By Chris Gilbert, MD, PhD, author of The Listening Cure: Healing Secrets of an Unconventional Doctor
Our bodies talk to us all the time, through the sensations of pleasure and pain. It is important to listen to what our bodies say because it could be very different than what our mind says and could save our lives.
An example is when I went for a long hike. After three hours of hiking, my mind said: “This five-hour mountain hike is beautiful. Let’s continue!” But my feet said: “We are hurting! These shoes are too tight. We need them loosened, and we need band-aids.” I had two choices: Listen to my mind and ignore what my feet were saying and end up with blisters that would hurt for days to come (I have done this before and my feet remember) or listen to my feet, pause, get my shoes off, apply the requested band-aids to the embryo blisters, rest a few minutes then go on.
This is not life-changing but what could be life-changing is listening to what our lungs say: Last week, my friend and I talked for forty-five minutes. At first, we stood in the parking garage after the medical conference we went to. My mind was saying: “this is a very interesting conversation, let’s continue” but my lungs were trying to get my attention: “there is a lot of pollution here. We can smell strong exhaust from cars. That cannot be healthy. We need to go somewhere healthier.” After a few minutes, when I saw that the conversation could last a long time, I decided to ask my friend to go outside into the open healthier air to continue our conversation. Breathing exhaust air could have made me more prone to bronchitis or even lung or other types of cancer.
It is important to tune in, listen and be aware of our own body. I have done this for many years but if you have never done it, how do you begin?
Sit in a quiet place, close your eyes and take a few deep breaths.
Focus on your lungs and feel how much they expand when you inhale; feel how much air comes out when you exhale. Feel how warm or cold the air is.
Give your lungs a voice, describing what they are feeling here and now. For example, the lungs might say, “We feel how we are filling up with air and how pleasurable it is for us to expand fully.”
Then describe what it feels like to exhale. Stay in the moment and describe it. Let your lungs talk as much as they want. Don’t censor anything as long as you stay in the present moment. If your mind starts drifting off to other topics, bring it back to your lungs.
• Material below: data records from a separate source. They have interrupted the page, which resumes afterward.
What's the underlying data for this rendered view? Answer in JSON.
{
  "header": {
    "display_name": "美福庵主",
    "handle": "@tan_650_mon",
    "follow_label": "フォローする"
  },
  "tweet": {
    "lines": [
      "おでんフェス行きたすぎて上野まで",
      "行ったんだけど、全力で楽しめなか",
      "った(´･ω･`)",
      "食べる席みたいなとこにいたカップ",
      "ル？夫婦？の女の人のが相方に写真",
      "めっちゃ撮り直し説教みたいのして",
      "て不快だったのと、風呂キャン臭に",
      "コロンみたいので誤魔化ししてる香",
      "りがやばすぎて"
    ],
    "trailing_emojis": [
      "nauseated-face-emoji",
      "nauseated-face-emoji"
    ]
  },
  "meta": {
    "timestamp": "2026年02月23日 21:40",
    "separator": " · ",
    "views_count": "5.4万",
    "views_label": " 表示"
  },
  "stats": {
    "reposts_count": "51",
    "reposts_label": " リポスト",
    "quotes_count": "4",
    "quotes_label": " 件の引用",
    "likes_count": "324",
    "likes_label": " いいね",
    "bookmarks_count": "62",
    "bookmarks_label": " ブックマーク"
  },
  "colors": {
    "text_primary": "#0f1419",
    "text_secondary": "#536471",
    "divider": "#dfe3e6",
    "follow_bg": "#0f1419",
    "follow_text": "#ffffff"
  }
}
After a few minutes, shift your attention to your stomach. Continue with your eyes closed and describe what your stomach is feeling. For example, your stomach might say, “I am so full and distended. There is too much food inside of me.” Or it might say, “I feel empty. I need food.” Or express whatever comes to mind as long as it describes your stomach’s present moment.
Then continue on to your back, feet, or any other part of you that comes to your attention.
If your body feels any pain anywhere, give that body part a voice. What is it feeling? How is the pain? What does that body part need for the pain to decrease?
Doing this on a regular basis will help you have a healthier and happier life.
Now you know one of my healing secrets.
CHRIS GILBERT, MD, PhD is the author, with Eric Haseltine, PhD, of THE LISTENING CURE: Healing Secrets of an Unconventional Doctor (SelectBooks).